Obinna Nsofor, the striker who was supposed to have been a part of the Nigeria team that went to the 2005 World Youth Championship in Holland, did not go to that tournament because I had proof that he was involved in age cheating and I alerted Ibrahim Galadima, then Nigeria FA chairman, who ordered that he be dropped.
After the African Youth Championship in Benin, which took place before the WYC, I discovered Nsofor had two passports that had two different ages.
I was still with the BBC World Service and BBC Sport Interactive when hard documentary evidence of this came to my desk at Bush House and my knee-jerk reaction, at first, was to splash it on our website and run it as a hot news item on air.
But two of my younger colleagues - who knew that publishing the evidence will damage the player's career - pleaded that I keep it to myself, knowing that Nigeria would face a heavy sanction from FIFA if I published what I knew.
I agreed (I know I am going to be slated for this - and I will take the flak) but was determined that I will not let Nigeria go to the WYC with an age cheat, so I called Ibrahim Galadima, revealed what I knew and 'advised' that Nsofor be dropped.
Being an honourable man that was not ready to be complicit in a cheating scam - and probably guessing that I would have no choice but to blow the whistle if he did not heed my 'advice' - he ensured Nsofor's name was removed.
Suleiman David, who was the FA's technical committee chair at the time, confirmed he was aware of what happened and told me Galadima had a huge fight with Samson SiaSia, the manager of the U20 side, who was determined to take Nsofor to Holland but had no choice but to defer to the FA chairman's order.
Argentine Marcelo Houseman, who was Nsofor's preferred agent at the time (Eddie Nwafor, the Holland-based Nigerian agent, also had a contract to represent Nsofor!) emailed me to claim his 'client' was not involved in an age scam but when I presented him with a chance to put his claims to the test, he never contacted me again!

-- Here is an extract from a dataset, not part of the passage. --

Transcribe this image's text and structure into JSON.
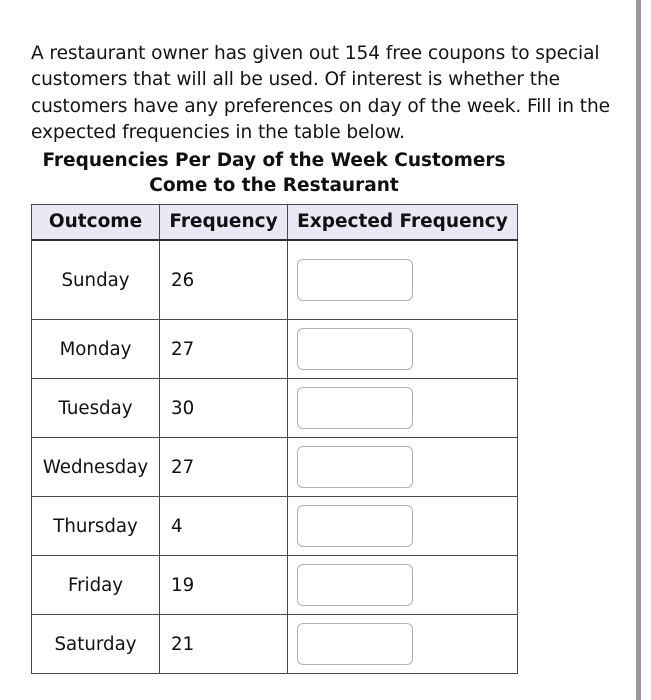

Nsofor could not help being dishonest and was subsequently sanctioned by FIFA for signing contract papers for two clubs, so the cheating chickens came home to roost for the "too-clever-by-half" striker in the end.
This tale is just a tip of the iceberg and I hope that other stories will come to light.
The culture of silence - or inaudible discontent - on age cheating has done Nigeria a terrible disservice and it is time for those who really care about Nigerian football to stand up and be counted. Only the truth will set us free.